The facts were these:
Late on a Wednesday afternoon in July, two twenty-something gals were strolling the streets of Ho Chi Minh City, trying not to get hit by a car. One of these gals was myself; the other was my friend of many years, M.
As tends to happen in the rainy season in Vietnam, the pale grey clouds overhead erupted into a burst of rain with no warning. Seeing a red and white sign with the word ‘Restaurant’ printed boldly in all capital letters, we ran toward it and ducked into the cafe, resolving to wait out the downpour over a glass of juice.
There was nothing immediately suspicious or unusual about this restaurant. There was an assortment of tables and chairs near the front window, a bar along the left side, and a hallway at the back, presumably leading to the washrooms. There was one other table occupied by a group of businessmen at the front by the window and about three servers, one male and two female. The waiter seated us near the bar and gave us menus to look over. I was facing the rear of the restaurant; M. was facing the window.
That is when we started noticing that something was off about this restaurant.
The menu had almost no food on it. There was a list of alcoholic and non-alcoholic beverages, a few snack items, and that was it. When the waiter came to take our order, he asked repeatedly what else we would like to order. He walked away with a puzzled look on his face to get us some orange juice.
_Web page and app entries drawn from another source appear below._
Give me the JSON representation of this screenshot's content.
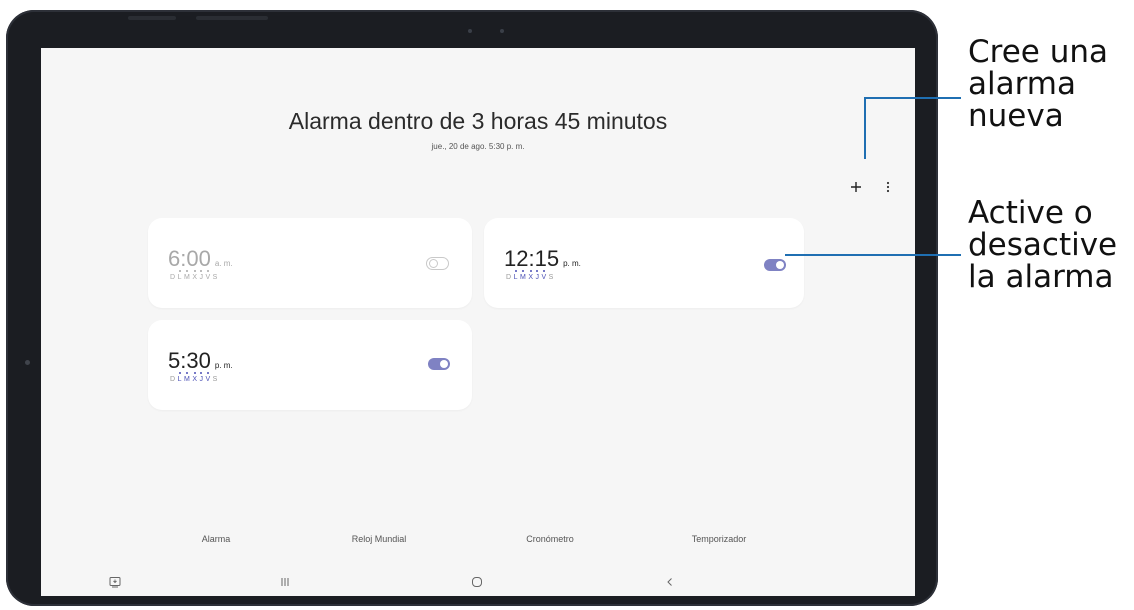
{
  "header": {
    "title": "Alarma dentro de 3 horas 45 minutos",
    "subtitle": "jue., 20 de ago. 5:30 p. m."
  },
  "top_actions": {
    "add_icon": "plus-icon",
    "more_icon": "more-vertical-icon"
  },
  "alarms": [
    {
      "time": "6:00",
      "ampm": "a. m.",
      "enabled": false,
      "days": [
        "D",
        "L",
        "M",
        "X",
        "J",
        "V",
        "S"
      ],
      "active_days": [
        false,
        true,
        true,
        true,
        true,
        true,
        false
      ]
    },
    {
      "time": "12:15",
      "ampm": "p. m.",
      "enabled": true,
      "days": [
        "D",
        "L",
        "M",
        "X",
        "J",
        "V",
        "S"
      ],
      "active_days": [
        false,
        true,
        true,
        true,
        true,
        true,
        false
      ]
    },
    {
      "time": "5:30",
      "ampm": "p. m.",
      "enabled": true,
      "days": [
        "D",
        "L",
        "M",
        "X",
        "J",
        "V",
        "S"
      ],
      "active_days": [
        false,
        true,
        true,
        true,
        true,
        true,
        false
      ]
    }
  ],
  "tabs": [
    {
      "label": "Alarma",
      "active": true
    },
    {
      "label": "Reloj Mundial",
      "active": false
    },
    {
      "label": "Cronómetro",
      "active": false
    },
    {
      "label": "Temporizador",
      "active": false
    }
  ],
  "nav_bar": {
    "screenshot_icon": "screenshot-icon",
    "recents_icon": "recents-icon",
    "home_icon": "home-icon",
    "back_icon": "back-icon"
  },
  "callouts": {
    "new_alarm": [
      "Cree una",
      "alarma",
      "nueva"
    ],
    "toggle_alarm": [
      "Active o",
      "desactive",
      "la alarma"
    ]
  },
  "colors": {
    "accent": "#3a3fa0",
    "toggle_on": "#7f82c3",
    "active_day": "#4a4fb5",
    "disabled_text": "#a8a8a8",
    "callout_line": "#1f6fb2"
  }
}
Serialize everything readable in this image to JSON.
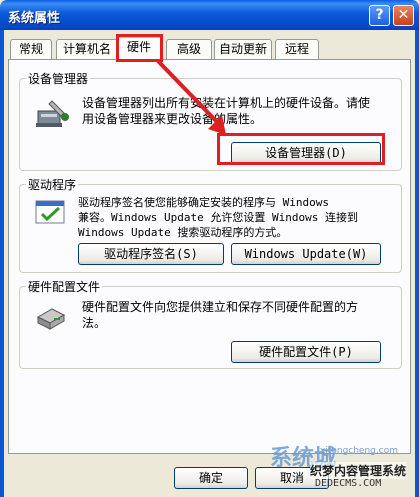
{
  "window": {
    "title": "系统属性",
    "help_label": "?",
    "close_label": "✕"
  },
  "tabs": [
    {
      "label": "常规",
      "active": false
    },
    {
      "label": "计算机名",
      "active": false
    },
    {
      "label": "硬件",
      "active": true
    },
    {
      "label": "高级",
      "active": false
    },
    {
      "label": "自动更新",
      "active": false
    },
    {
      "label": "远程",
      "active": false
    }
  ],
  "device_manager": {
    "group_label": "设备管理器",
    "description_line1": "设备管理器列出所有安装在计算机上的硬件设备。请使",
    "description_line2": "用设备管理器来更改设备的属性。",
    "button_label": "设备管理器(D)"
  },
  "driver": {
    "group_label": "驱动程序",
    "description_line1": "驱动程序签名使您能够确定安装的程序与 Windows",
    "description_line2": "兼容。Windows Update 允许您设置 Windows 连接到",
    "description_line3": "Windows Update 搜索驱动程序的方式。",
    "signing_button": "驱动程序签名(S)",
    "update_button": "Windows Update(W)"
  },
  "hardware_profiles": {
    "group_label": "硬件配置文件",
    "description_line1": "硬件配置文件向您提供建立和保存不同硬件配置的方",
    "description_line2": "法。",
    "button_label": "硬件配置文件(P)"
  },
  "footer": {
    "ok_label": "确定",
    "cancel_label": "取消"
  },
  "watermark": {
    "line1": "系统城",
    "line2": "织梦内容管理系统",
    "line3": "DEDECMS.COM",
    "line4": "xitongcheng.com"
  },
  "colors": {
    "titlebar": "#0b56d6",
    "highlight": "#e02020",
    "tab_accent": "#ffc83c"
  }
}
“Those men haven’t stopped staring at us since we got here…” M. whispered to me once the waiter was out of earshot.
Now, being stared at is not an unusual phenomenon in a foreign country, but these men did not take their eyes off of us.
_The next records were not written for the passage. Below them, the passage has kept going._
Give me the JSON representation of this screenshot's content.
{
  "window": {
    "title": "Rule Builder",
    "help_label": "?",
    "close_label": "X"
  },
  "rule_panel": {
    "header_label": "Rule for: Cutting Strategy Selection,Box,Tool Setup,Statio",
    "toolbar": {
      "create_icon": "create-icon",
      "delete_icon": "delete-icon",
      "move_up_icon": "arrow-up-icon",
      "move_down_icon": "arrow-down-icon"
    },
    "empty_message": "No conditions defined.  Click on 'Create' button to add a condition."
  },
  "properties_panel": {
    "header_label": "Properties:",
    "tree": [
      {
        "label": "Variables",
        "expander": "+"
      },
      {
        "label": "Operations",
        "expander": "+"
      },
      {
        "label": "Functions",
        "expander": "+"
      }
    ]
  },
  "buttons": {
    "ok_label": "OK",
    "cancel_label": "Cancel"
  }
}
I started observing our surroundings a bit more closely. I saw a waitress disappear into one of the rooms along the hallway in the back, which I had assumed was the washroom. When one of the businessmen followed her in, I then noticed the sign on the door was not the ladies room symbol. It was marked ‘VIP’ #3.
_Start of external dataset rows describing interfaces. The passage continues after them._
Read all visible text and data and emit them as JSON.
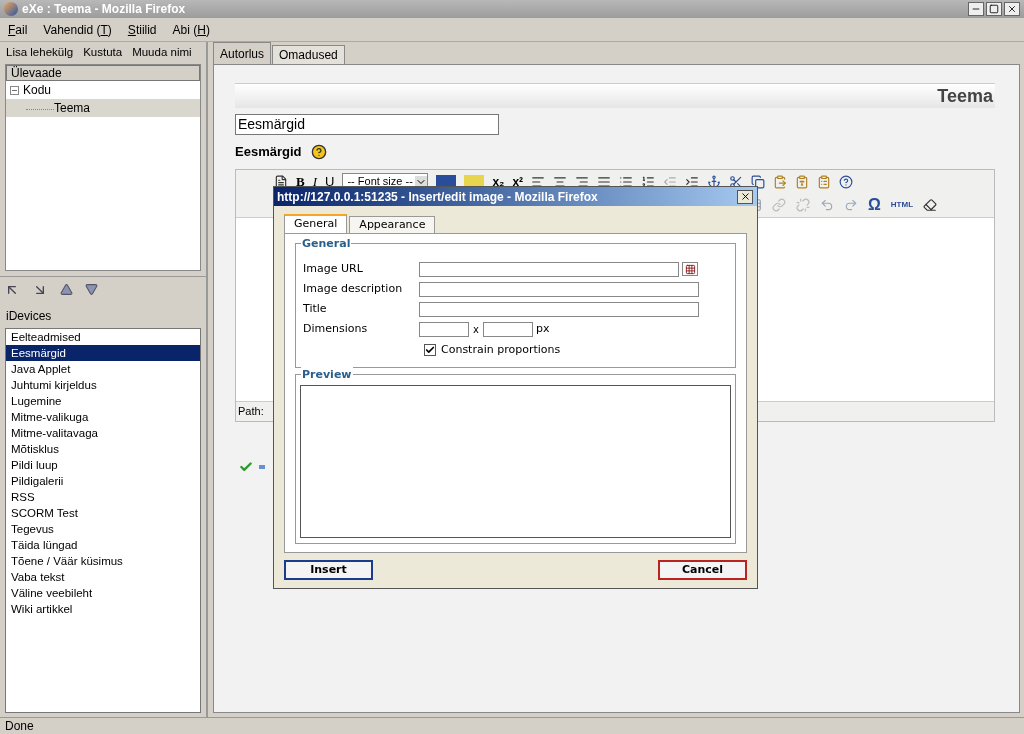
{
  "window": {
    "title": "eXe : Teema - Mozilla Firefox"
  },
  "menu": [
    {
      "key": "F",
      "post": "ail"
    },
    {
      "pre": "Vahendid (",
      "key": "T",
      "post": ")"
    },
    {
      "key": "S",
      "post": "tiilid"
    },
    {
      "pre": "Abi (",
      "key": "H",
      "post": ")"
    }
  ],
  "outline_toolbar": [
    "Lisa lehekülg",
    "Kustuta",
    "Muuda nimi"
  ],
  "outline": {
    "header": "Ülevaade",
    "tree": [
      {
        "label": "Kodu",
        "expanded": true,
        "selected": false,
        "children": [
          {
            "label": "Teema",
            "selected": true
          }
        ]
      }
    ]
  },
  "idevices": {
    "label": "iDevices",
    "items": [
      {
        "label": "Eelteadmised",
        "selected": false
      },
      {
        "label": "Eesmärgid",
        "selected": true
      },
      {
        "label": "Java Applet",
        "selected": false
      },
      {
        "label": "Juhtumi kirjeldus",
        "selected": false
      },
      {
        "label": "Lugemine",
        "selected": false
      },
      {
        "label": "Mitme-valikuga",
        "selected": false
      },
      {
        "label": "Mitme-valitavaga",
        "selected": false
      },
      {
        "label": "Mõtisklus",
        "selected": false
      },
      {
        "label": "Pildi luup",
        "selected": false
      },
      {
        "label": "Pildigalerii",
        "selected": false
      },
      {
        "label": "RSS",
        "selected": false
      },
      {
        "label": "SCORM Test",
        "selected": false
      },
      {
        "label": "Tegevus",
        "selected": false
      },
      {
        "label": "Täida lüngad",
        "selected": false
      },
      {
        "label": "Tõene / Väär küsimus",
        "selected": false
      },
      {
        "label": "Vaba tekst",
        "selected": false
      },
      {
        "label": "Väline veebileht",
        "selected": false
      },
      {
        "label": "Wiki artikkel",
        "selected": false
      }
    ]
  },
  "tabs": [
    {
      "label": "Autorlus",
      "selected": true
    },
    {
      "label": "Omadused",
      "selected": false
    }
  ],
  "page": {
    "title": "Teema",
    "title_field": {
      "value": "Eesmärgid"
    },
    "section_label": "Eesmärgid",
    "editor": {
      "font_size": "-- Font size --",
      "bold": "B",
      "italic": "I",
      "underline": "U",
      "subscript": "x₂",
      "superscript": "x²",
      "omega": "Ω",
      "html": "HTML",
      "path_label": "Path:"
    }
  },
  "dialog": {
    "title": "http://127.0.0.1:51235 - Insert/edit image - Mozilla Firefox",
    "tabs": [
      {
        "label": "General",
        "selected": true
      },
      {
        "label": "Appearance",
        "selected": false
      }
    ],
    "general_legend": "General",
    "fields": [
      {
        "label": "Image URL",
        "kind": "url"
      },
      {
        "label": "Image description",
        "kind": "text"
      },
      {
        "label": "Title",
        "kind": "text"
      }
    ],
    "dimensions": {
      "label": "Dimensions",
      "separator": "x",
      "unit": "px"
    },
    "constrain": {
      "label": "Constrain proportions",
      "checked": true
    },
    "preview_legend": "Preview",
    "insert": "Insert",
    "cancel": "Cancel"
  },
  "status_bar": "Done"
}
“Umm… M., I think we are in a gentlemen’s establishment!” I whispered back to her.
Yup, “RESTAURANT” was a strip club!
The servers must have seen us make this realization because they burst out laughing while watching us from the back.
We were in such a hurry to get out of there that I didn’t look closely at my bill and put down a 1,000,000 dong note instead of a 100,000 (essentially paying $50 for a $5 charge).
The very honest and amused waiter chased me down the stairs and brought me all my change.
“Sure you don’t want anything else?” he said with a grin and a wink as he handed us the change.